  • Do I use it or do I enjoy using it? Does it still have a place in my daily routine? If I use it regularly (or look forward to using it for a special occasion), I keep it. If not, toss it. If it’s a product I just don’t like using (for me it’s lash curlers, for others it’s eyeliner or foundation) I’ve decided to ditch it too.
  • Does it fit my complexion or my overall style? Like I said with the red lipstick, some items just don’t work with my face. I just finished reading The Life-Changing Magic of Tidying Up by Marie Kondo, and she explains that these items have already served their purpose: their purpose was to let you know that they’re not the right choice for you. No regrets in throwing these away.

Now if I need to travel anywhere, my makeup case is already packed and ready to go. It all fits in a small box, including any brushes I need and my three shades of nail polish. I feel lighter and more ready for last-minute adventures this way.

Here’s what my makeup collection looks like now:

What remains of my makeup "collection"

What remains of my makeup “collection”

How I’ll buy makeup in the future

If I decide that it’s time to add a new high-quality cosmetic to the rotation, I have some advice from my best friend. She’s more patient with makeup (and much, much better at it) than me! Here’s what she recommends:

  1. Research. Makeup can be expensive. Since it’s good to use for months at a time, know what you’re getting into before you buy. Read reviews and watch videos on application so that you don’t just buy random products in your quest for the perfect look. You can even look for videos or reviews for drugstore alternatives to more expensive brands.
  2. Get Samples. Samples let you know that you like a product before committing to it. They’re free, they’re small and they’re a good way to curb impulse buys. My friend recommends Sephora, where the products are high-quality but the prices can be intimidating. Don’t be afraid to ask questions and give the product some thought before tossing it in to your shopping cart.
  3. Check return policies. If you’re skipping the drugstore brands and going for more specialized brand names like Sephora, check the returns policy. Don’t keep something just because, well, maybe you’ll get used to it. A fifty dollar bottle of foundation isn’t something you just want to “get used to.”

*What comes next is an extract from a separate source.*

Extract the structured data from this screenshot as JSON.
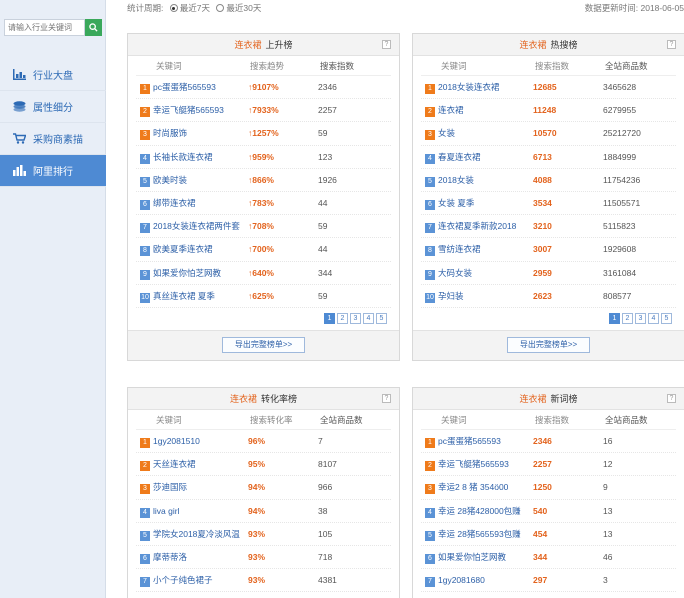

I hope this gives you a good start in going through your own makeup and creating the rules that work best for you.

Remember, there’s no magic number to minimalism. It isn’t about extremes either. It’s about living with only what you need and what sparks joy.

It’s about making more space in your life for what really matters to you.